Ireland’s approach to farming emissions wins praise from World Bank

Juergen Voegele commends Ireland for combining productivity with lower emissions

Minister for Agriculture Simon Coveney announced the commencement of payments worth €620 million to over 100,000 Irish farmers. Photograph: Dara Mac Dónaill / The Irish Times

Minister for Agriculture Simon Coveney announced the commencement of payments worth €620 million to over 100,000 Irish farmers. Photograph: Dara Mac Dónaill / The Irish Times

 

Ireland’s approach to reducing agricultural emissions has won praise from one of the most influential voices in the climate change debate.

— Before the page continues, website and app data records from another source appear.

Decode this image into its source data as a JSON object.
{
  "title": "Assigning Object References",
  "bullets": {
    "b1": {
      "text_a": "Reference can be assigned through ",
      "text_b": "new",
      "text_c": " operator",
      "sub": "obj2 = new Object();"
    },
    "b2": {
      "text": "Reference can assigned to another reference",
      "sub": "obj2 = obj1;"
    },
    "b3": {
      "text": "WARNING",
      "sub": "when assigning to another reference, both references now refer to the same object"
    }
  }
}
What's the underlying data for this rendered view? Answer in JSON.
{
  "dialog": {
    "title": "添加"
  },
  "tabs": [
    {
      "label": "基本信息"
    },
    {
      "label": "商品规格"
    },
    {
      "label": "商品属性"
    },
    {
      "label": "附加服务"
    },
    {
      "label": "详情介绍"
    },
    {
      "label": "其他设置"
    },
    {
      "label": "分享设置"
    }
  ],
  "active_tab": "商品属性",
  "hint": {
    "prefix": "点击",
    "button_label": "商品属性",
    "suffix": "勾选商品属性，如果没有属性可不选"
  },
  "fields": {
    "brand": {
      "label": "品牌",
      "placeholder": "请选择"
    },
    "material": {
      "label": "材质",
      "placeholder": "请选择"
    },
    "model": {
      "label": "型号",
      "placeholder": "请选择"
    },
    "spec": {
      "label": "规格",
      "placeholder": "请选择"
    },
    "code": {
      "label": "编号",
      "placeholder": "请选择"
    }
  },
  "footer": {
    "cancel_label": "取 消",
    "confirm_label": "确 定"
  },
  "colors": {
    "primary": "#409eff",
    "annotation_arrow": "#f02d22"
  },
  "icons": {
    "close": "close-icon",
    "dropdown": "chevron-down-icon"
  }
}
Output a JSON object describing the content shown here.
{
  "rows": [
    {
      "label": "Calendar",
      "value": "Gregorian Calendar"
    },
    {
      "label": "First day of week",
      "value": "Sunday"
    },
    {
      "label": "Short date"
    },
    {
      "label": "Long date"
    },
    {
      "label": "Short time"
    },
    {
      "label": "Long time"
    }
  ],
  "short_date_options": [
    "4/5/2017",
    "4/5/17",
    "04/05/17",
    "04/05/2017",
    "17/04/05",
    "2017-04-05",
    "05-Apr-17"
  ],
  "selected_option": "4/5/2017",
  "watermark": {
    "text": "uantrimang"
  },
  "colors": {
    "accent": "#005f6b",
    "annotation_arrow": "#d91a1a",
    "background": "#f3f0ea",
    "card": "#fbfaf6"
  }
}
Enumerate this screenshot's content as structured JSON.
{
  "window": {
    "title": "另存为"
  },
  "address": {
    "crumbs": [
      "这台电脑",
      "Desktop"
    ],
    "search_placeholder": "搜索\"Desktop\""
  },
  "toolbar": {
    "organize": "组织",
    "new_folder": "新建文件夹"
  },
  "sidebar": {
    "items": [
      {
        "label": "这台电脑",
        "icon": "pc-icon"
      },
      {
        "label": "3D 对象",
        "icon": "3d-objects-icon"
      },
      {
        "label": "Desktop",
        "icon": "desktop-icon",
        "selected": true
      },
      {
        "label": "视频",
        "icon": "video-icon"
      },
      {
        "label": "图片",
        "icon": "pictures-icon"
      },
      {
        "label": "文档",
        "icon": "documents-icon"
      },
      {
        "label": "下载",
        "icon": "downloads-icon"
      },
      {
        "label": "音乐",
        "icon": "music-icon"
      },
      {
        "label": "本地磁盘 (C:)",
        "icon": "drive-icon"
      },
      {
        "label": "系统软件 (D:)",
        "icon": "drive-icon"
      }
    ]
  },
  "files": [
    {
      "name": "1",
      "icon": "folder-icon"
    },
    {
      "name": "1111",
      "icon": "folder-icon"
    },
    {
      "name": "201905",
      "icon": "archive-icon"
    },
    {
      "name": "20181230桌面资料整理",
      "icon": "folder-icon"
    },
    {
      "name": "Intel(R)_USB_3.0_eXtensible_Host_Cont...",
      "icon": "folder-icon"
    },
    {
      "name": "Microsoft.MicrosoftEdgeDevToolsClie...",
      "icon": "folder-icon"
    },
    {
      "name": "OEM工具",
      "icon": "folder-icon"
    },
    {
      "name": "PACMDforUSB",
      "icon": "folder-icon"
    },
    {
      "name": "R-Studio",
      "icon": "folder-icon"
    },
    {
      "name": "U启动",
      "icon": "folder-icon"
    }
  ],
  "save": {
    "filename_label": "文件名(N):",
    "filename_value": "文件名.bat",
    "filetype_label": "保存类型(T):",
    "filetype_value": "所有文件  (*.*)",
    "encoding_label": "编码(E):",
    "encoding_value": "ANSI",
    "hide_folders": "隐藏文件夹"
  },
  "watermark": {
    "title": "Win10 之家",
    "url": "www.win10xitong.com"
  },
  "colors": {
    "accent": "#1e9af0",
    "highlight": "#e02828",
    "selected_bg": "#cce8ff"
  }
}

Juergen Voegele, senior director at the World Bank’s environmental performance unit, commended the farming sector here for managing to combine higher productivity with a lower carbon footprint.

Addressing delegates at a Paris conference, Dr Voegele said: “If every cow was as good as the top 10 per cent of cows in Ireland, we would have one-third less methane emissions on this planet.”

Dr Voegele visited Ireland last September as a guest of the Agricultural Science Association (ASA).

He said: “If Ireland produces a litre of milk or a kilogram of beef, it does it with a much lower footprint than the rest of the European community.”

His endorsement of efforts to tackle climate change here was queried,however, by environmental experts.

Joseph Curtain of the Institute of International and European Affairs (IIEA) told The Irish Times that while elements of Ireland’s dairy and beef sector were efficient “a very significant proportion” of suckler cow beef farming here was economically and environmentally “sub-optimal”.

“I think we need to be a bit more nuanced in the way we talk about Irish agriculture, acknowledging both the positives and the significant potential for improvement and innovation,” he said

Mr Curtain also noted that Ireland had the fifth highest emissions rate per hectare in the EU, according to the UN’s Food and Agriculture Organisation.

Separately, Minister for Agriculture Simon Coveney announced the commencement of payments worth €620 million to over 100,000 Irish farmers under the 2015 Basic Payment Scheme.

Last month, the European Commission agreed to fast-track a greater portion of payments to farmers here as part of the series of measures to deal with collapsing commodity prices.

Under the Basic Payment Scheme, formerly the Single Farm Payment, Irish farmers receive about €1.2 billion in subsidies from Brussels.

Normally, about half is paid ahead of time in October but the commission plans to extend this advance to 70 per cent as a result of the current crisis, with the remaining 30 per cent paid in December.

Mr Coveney added that “the initial advance of the BPS and Greening Payment, together with ANC payments, means approximately €775 million will have issued to Irish farmers under these Schemes in the last month alone.